Task description:
Write out every line below that includes the word "record".

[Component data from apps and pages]
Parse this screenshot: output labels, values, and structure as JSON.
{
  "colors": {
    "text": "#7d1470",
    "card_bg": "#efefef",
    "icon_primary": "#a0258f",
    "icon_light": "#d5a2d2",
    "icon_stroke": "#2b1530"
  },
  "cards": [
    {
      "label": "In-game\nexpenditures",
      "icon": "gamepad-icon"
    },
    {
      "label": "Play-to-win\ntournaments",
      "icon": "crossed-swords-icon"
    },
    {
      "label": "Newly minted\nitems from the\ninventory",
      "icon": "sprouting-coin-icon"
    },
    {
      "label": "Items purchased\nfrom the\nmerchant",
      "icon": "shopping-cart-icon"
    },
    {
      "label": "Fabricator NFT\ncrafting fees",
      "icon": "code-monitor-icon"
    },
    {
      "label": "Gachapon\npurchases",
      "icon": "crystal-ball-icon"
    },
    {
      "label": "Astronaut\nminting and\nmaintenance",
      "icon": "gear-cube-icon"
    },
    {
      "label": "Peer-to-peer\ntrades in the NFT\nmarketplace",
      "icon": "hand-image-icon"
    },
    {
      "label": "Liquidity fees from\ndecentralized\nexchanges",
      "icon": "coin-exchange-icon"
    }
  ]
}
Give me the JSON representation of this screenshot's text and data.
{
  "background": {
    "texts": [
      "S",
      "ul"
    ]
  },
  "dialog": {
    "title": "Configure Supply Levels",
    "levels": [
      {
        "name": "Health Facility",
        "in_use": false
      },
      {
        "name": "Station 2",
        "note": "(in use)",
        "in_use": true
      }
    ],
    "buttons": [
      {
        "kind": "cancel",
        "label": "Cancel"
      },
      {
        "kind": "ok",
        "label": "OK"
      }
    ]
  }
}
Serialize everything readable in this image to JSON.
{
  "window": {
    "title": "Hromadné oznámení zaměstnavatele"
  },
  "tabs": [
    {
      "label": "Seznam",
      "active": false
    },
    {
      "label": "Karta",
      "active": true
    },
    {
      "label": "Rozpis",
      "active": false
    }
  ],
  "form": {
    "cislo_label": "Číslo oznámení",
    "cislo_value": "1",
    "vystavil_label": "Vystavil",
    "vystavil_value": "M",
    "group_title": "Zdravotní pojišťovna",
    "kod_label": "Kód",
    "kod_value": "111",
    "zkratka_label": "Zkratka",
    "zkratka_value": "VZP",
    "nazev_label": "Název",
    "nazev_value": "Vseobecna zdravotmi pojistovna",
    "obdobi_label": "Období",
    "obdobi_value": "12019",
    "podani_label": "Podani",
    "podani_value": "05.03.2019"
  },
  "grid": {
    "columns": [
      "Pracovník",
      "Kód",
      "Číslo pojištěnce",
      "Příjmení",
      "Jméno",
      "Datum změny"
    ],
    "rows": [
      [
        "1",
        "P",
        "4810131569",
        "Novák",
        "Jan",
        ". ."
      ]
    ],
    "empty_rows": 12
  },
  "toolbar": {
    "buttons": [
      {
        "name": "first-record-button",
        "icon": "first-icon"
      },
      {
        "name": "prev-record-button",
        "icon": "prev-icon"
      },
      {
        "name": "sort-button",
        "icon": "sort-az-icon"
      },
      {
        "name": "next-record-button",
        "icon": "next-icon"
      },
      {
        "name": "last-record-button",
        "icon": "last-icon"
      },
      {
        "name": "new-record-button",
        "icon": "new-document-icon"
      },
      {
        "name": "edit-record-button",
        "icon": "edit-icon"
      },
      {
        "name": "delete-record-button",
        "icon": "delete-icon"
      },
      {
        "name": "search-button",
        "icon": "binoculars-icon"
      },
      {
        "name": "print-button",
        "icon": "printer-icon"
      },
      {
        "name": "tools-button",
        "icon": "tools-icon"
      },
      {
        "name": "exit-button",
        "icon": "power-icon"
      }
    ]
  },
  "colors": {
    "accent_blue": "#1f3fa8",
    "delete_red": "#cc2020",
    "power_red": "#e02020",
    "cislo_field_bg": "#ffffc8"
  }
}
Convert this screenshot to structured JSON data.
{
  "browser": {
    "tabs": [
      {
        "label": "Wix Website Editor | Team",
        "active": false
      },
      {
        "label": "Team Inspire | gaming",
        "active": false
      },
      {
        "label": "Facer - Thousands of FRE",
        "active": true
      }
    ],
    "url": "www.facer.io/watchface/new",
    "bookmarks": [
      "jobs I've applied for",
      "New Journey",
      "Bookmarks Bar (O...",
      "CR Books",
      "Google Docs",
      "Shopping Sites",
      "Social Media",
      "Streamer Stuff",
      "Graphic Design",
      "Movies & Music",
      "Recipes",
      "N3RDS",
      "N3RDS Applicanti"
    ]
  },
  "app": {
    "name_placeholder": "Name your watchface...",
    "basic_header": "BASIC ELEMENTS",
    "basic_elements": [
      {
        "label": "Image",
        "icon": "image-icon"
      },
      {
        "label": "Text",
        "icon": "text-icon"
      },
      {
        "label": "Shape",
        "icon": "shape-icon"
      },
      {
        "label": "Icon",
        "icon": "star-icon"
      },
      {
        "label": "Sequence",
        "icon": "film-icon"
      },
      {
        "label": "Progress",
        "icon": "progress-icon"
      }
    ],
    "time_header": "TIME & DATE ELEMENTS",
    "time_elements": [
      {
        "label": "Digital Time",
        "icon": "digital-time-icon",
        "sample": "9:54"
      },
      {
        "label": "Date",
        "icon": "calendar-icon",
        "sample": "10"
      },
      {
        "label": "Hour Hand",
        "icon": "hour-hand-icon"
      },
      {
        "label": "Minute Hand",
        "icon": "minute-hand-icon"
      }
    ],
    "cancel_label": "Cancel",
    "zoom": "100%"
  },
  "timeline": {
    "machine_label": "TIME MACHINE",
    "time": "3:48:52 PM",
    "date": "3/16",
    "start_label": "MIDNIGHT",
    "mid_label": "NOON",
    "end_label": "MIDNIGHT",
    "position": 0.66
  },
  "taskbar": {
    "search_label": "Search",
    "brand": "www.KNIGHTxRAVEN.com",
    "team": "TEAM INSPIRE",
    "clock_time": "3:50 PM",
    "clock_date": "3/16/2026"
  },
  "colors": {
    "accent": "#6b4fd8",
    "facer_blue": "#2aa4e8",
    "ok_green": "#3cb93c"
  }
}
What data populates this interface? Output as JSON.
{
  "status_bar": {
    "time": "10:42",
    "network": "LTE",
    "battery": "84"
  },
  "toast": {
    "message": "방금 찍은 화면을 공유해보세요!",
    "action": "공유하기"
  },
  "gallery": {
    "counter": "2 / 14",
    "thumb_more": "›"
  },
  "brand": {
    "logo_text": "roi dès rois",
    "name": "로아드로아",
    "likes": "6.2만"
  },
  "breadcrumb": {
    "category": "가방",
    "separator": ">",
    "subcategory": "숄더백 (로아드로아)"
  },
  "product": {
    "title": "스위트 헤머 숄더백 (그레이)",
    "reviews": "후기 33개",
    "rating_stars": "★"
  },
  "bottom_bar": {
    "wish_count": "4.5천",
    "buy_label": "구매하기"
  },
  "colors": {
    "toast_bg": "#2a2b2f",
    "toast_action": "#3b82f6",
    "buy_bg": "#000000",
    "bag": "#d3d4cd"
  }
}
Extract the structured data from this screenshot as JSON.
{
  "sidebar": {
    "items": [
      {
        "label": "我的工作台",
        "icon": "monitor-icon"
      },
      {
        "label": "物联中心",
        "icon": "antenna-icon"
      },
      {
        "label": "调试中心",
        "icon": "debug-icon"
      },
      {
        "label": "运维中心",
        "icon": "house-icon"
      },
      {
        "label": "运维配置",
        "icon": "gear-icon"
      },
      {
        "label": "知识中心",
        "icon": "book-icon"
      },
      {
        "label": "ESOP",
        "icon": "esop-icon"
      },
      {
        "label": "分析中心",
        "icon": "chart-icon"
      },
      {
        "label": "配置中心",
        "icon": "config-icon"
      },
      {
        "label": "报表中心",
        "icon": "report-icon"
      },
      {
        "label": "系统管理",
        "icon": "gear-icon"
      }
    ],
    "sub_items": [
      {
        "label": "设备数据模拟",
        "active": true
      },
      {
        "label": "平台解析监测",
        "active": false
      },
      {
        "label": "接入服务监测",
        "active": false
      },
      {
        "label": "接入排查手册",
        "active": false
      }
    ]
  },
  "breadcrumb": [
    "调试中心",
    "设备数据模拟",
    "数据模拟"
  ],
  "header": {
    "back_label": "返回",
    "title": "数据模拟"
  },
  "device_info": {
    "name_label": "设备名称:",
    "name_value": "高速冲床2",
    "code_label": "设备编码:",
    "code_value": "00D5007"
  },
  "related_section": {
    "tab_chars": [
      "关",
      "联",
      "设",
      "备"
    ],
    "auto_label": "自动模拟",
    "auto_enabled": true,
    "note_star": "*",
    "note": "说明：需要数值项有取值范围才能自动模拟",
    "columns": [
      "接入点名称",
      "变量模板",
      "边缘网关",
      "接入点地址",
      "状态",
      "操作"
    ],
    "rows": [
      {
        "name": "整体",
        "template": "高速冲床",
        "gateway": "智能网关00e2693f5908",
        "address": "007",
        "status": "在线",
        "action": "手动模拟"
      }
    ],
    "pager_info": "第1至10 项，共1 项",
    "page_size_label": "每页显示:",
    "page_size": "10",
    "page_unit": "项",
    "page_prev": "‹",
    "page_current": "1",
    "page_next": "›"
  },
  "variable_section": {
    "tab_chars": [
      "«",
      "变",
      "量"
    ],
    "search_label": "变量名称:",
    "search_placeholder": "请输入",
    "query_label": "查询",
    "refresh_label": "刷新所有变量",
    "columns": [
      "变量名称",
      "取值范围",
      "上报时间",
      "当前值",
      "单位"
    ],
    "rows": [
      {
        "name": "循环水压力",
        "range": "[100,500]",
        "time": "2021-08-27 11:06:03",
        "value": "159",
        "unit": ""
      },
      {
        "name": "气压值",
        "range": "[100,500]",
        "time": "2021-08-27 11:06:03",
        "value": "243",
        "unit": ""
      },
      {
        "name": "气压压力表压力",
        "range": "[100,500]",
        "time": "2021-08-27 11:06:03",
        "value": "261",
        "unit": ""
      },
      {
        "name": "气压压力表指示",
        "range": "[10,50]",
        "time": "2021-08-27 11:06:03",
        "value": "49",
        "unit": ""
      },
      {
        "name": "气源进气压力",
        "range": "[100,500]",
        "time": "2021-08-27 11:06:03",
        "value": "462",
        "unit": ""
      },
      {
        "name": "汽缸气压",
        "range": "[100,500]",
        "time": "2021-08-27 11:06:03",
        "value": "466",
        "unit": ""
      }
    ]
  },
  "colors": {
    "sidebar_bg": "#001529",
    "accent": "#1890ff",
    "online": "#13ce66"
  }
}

Response:
        "name": "first-record-button",
        "name": "prev-record-button",
        "name": "next-record-button",
        "name": "last-record-button",
        "name": "new-record-button",
        "name": "edit-record-button",
        "name": "delete-record-button",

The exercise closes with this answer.